51AM0Z0Z2cLFor 1970’s If You We’re Young: Rage (君が若者なら, Kimi ga Wakamono Nara), Fukasaku returns to his most prominent theme – disaffected youth and the lack of opportunities afforded to disadvantaged youngsters during the otherwise booming post-war era. Like the more realistic gangster epics that were to come, Fukasaku laments the generation who’ve been sold an unattainable dream – come to the city, work hard, make a decent life for yourself. Only what the young men find here is overwork, exploitation and a considerably decreased likelihood of being able to achieve all they’ve been promised.

Our story revolves around five young men who meet whilst working at a factory which later goes bust. The central pair, Kikuo and Asao have been friends since childhood. Both of their fathers were killed in mining accidents and the boys are part of the “golden egg” movement bringing in workers from the rural towns to increase prosperity in the capital. The other three are a fisherman’s son, Kiyoshi, a boxing enthusiast Ryuji and fifth wheel Ichiro. After a short spell in gaol, the guys hatch on the idea of clubbing together to buy a dumper truck and start a business of their own. However, by the time they’ve actually got the truck one of them’s in prison, one pulls out because of a shotgun marriage and the other is killed in a labour dispute. Asao and Kikuo get on with living the dream and are doing pretty well with the truck until their imprisoned friend decides to escape and ruins all of their lives in the process.

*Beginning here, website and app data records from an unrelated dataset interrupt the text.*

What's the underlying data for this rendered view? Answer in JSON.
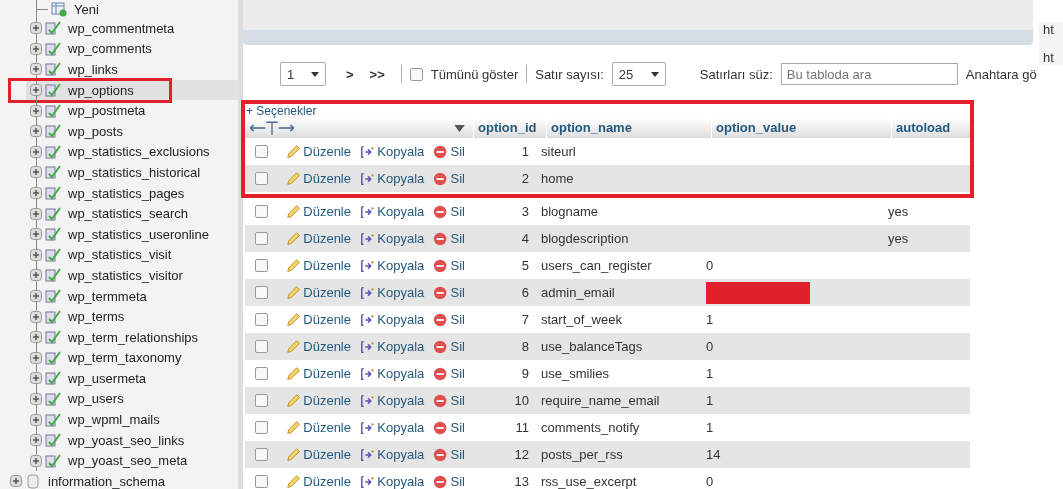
{
  "sidebar": {
    "new_item": {
      "label": "Yeni"
    },
    "items": [
      {
        "label": "wp_commentmeta",
        "selected": false,
        "framed": false
      },
      {
        "label": "wp_comments",
        "selected": false,
        "framed": false
      },
      {
        "label": "wp_links",
        "selected": false,
        "framed": false
      },
      {
        "label": "wp_options",
        "selected": true,
        "framed": true
      },
      {
        "label": "wp_postmeta",
        "selected": false,
        "framed": false
      },
      {
        "label": "wp_posts",
        "selected": false,
        "framed": false
      },
      {
        "label": "wp_statistics_exclusions",
        "selected": false,
        "framed": false
      },
      {
        "label": "wp_statistics_historical",
        "selected": false,
        "framed": false
      },
      {
        "label": "wp_statistics_pages",
        "selected": false,
        "framed": false
      },
      {
        "label": "wp_statistics_search",
        "selected": false,
        "framed": false
      },
      {
        "label": "wp_statistics_useronline",
        "selected": false,
        "framed": false
      },
      {
        "label": "wp_statistics_visit",
        "selected": false,
        "framed": false
      },
      {
        "label": "wp_statistics_visitor",
        "selected": false,
        "framed": false
      },
      {
        "label": "wp_termmeta",
        "selected": false,
        "framed": false
      },
      {
        "label": "wp_terms",
        "selected": false,
        "framed": false
      },
      {
        "label": "wp_term_relationships",
        "selected": false,
        "framed": false
      },
      {
        "label": "wp_term_taxonomy",
        "selected": false,
        "framed": false
      },
      {
        "label": "wp_usermeta",
        "selected": false,
        "framed": false
      },
      {
        "label": "wp_users",
        "selected": false,
        "framed": false
      },
      {
        "label": "wp_wpml_mails",
        "selected": false,
        "framed": false
      },
      {
        "label": "wp_yoast_seo_links",
        "selected": false,
        "framed": false
      },
      {
        "label": "wp_yoast_seo_meta",
        "selected": false,
        "framed": false
      }
    ],
    "database": {
      "label": "information_schema"
    }
  },
  "side_texts": [
    "ht",
    "ht"
  ],
  "navigation": {
    "page": "1",
    "next": ">",
    "last": ">>",
    "show_all": {
      "label": "Tümünü göster",
      "checked": false
    },
    "rows_label": "Satır sayısı:",
    "rows": "25",
    "filter_label": "Satırları süz:",
    "filter_placeholder": "Bu tabloda ara",
    "key_label": "Anahtara gö"
  },
  "table": {
    "options_link": "+ Seçenekler",
    "framed": true,
    "columns": [
      "option_id",
      "option_name",
      "option_value",
      "autoload"
    ],
    "rows": [
      {
        "edit": "Düzenle",
        "copy": "Kopyala",
        "delete": "Sil",
        "id": "1",
        "name": "siteurl",
        "checked": false,
        "redacted": false
      },
      {
        "edit": "Düzenle",
        "copy": "Kopyala",
        "delete": "Sil",
        "id": "2",
        "name": "home",
        "checked": false,
        "redacted": false
      },
      {
        "edit": "Düzenle",
        "copy": "Kopyala",
        "delete": "Sil",
        "id": "3",
        "name": "blogname",
        "autoload": "yes",
        "checked": false,
        "redacted": false
      },
      {
        "edit": "Düzenle",
        "copy": "Kopyala",
        "delete": "Sil",
        "id": "4",
        "name": "blogdescription",
        "autoload": "yes",
        "checked": false,
        "redacted": false
      },
      {
        "edit": "Düzenle",
        "copy": "Kopyala",
        "delete": "Sil",
        "id": "5",
        "name": "users_can_register",
        "value": "0",
        "checked": false,
        "redacted": false
      },
      {
        "edit": "Düzenle",
        "copy": "Kopyala",
        "delete": "Sil",
        "id": "6",
        "name": "admin_email",
        "checked": false,
        "redacted": true
      },
      {
        "edit": "Düzenle",
        "copy": "Kopyala",
        "delete": "Sil",
        "id": "7",
        "name": "start_of_week",
        "value": "1",
        "checked": false,
        "redacted": false
      },
      {
        "edit": "Düzenle",
        "copy": "Kopyala",
        "delete": "Sil",
        "id": "8",
        "name": "use_balanceTags",
        "value": "0",
        "checked": false,
        "redacted": false
      },
      {
        "edit": "Düzenle",
        "copy": "Kopyala",
        "delete": "Sil",
        "id": "9",
        "name": "use_smilies",
        "value": "1",
        "checked": false,
        "redacted": false
      },
      {
        "edit": "Düzenle",
        "copy": "Kopyala",
        "delete": "Sil",
        "id": "10",
        "name": "require_name_email",
        "value": "1",
        "checked": false,
        "redacted": false
      },
      {
        "edit": "Düzenle",
        "copy": "Kopyala",
        "delete": "Sil",
        "id": "11",
        "name": "comments_notify",
        "value": "1",
        "checked": false,
        "redacted": false
      },
      {
        "edit": "Düzenle",
        "copy": "Kopyala",
        "delete": "Sil",
        "id": "12",
        "name": "posts_per_rss",
        "value": "14",
        "checked": false,
        "redacted": false
      },
      {
        "edit": "Düzenle",
        "copy": "Kopyala",
        "delete": "Sil",
        "id": "13",
        "name": "rss_use_excerpt",
        "value": "0",
        "checked": false,
        "redacted": false
      }
    ]
  }
}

Almost proto-punk in tone, If You Were Young: Rage takes a long hard look at the put upon masses who rebuilt Japan but were left with little in return. These five guys left their small towns for the big city promised high wages, access to education and a path to a better life but largely what they found was cold rooms and overwork. There are frequent strike motions in the film as the construction and factory workers attempt to insist on better pay and conditions but are constantly defeated by the white collar bosses who can just bus in even more desperate young men who will agree to cross the picket line because they have no other choice. Our central five now have a dream and something to work towards, their truck isn’t just “a truck” – it’s a hundred trucks somewhere down the line and a symbol of the path to prosperity.

However, at the end of the film all of their dreams have been shattered. Some of this is not their fault, merely the vicissitudes of fate and changing times, some of it is down to poor choices but largely the odds were always stacked against them because the world is unfair. Kiyoshi lies all the time because he’s scared of pretty much everything, possibly because of an abusive (though perhaps not uncommon) upbringing. His selfishness and, ultimately, cowardice is about to mess things up for everyone else and there are somethings you just can’t come back from. Like many of Fukasaku’s heroes, what Asao dreams of is the friendship he found when the five guys were all together and working as a team. He wants to go back to that time of perpetual hope and friendship rather than live in this lonely prosperity.

Fukasaku veers between quirky new wave style optimism and the extreme pessimism of his general world view. The film is bright and colourful for the majority of its running time with memory and fantasy often relegated to black and white. He uses his usual freeze frames, often in times of violence, hand held cameras and dynamic framing to achieve his youthful, freewheeling atmosphere but as usual there’s a kind of desperation lurking in the background. As might be expected, the ending is all flames and ashes – youth lies ruined, dreams shattered, and the possibility of moving on seems woefully far off. Another characteristically caustic look at modern youth from Fukasaku, this more indie effort is one of his most searing and bears out his rather bleak prognosis for the future of his nation.


If You Were Young: Rage is available with English subtitles on R1 US DVD from Homevision and was previously released as part of the Fukasaku Trilogy (alongside Blackmail is My Life and Black Rose Mansion) by Tartan in the UK.